- Work required
The expected answer is every line from the material below that has the word "icon".

- Input

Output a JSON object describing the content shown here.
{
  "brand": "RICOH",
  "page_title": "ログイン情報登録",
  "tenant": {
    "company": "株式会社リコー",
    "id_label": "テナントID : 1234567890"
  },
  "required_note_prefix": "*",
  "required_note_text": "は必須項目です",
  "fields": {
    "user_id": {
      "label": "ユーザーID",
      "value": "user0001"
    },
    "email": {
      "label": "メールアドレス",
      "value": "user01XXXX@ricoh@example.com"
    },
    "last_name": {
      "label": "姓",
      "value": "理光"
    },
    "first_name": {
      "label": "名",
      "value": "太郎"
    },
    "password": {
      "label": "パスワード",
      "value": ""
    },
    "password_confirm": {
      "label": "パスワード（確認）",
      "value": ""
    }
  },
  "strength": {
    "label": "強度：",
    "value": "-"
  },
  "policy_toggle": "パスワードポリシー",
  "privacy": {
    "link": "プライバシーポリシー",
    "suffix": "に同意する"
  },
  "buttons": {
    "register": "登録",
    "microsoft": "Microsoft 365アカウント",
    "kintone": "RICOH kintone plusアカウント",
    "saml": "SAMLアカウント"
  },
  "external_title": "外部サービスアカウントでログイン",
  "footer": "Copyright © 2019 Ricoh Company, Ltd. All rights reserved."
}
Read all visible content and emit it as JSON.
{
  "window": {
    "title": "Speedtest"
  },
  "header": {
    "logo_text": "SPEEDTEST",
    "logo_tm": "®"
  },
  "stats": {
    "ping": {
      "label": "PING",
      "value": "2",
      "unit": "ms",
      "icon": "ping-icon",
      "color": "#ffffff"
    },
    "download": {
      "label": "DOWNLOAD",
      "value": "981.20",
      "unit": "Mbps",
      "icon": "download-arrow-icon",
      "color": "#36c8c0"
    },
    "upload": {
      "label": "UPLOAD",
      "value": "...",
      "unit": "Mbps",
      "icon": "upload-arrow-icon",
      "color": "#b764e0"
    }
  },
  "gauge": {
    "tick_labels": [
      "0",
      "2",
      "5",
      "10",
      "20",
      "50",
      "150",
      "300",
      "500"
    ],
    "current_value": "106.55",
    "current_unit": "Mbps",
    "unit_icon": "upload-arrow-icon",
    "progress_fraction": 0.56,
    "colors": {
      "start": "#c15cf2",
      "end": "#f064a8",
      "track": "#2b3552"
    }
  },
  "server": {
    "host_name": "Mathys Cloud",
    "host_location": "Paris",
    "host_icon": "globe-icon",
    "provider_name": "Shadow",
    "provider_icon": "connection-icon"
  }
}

- The completed task
      "icon": "ping-icon",
      "icon": "download-arrow-icon",
      "icon": "upload-arrow-icon",
    "unit_icon": "upload-arrow-icon",
    "host_icon": "globe-icon",
    "provider_icon": "connection-icon"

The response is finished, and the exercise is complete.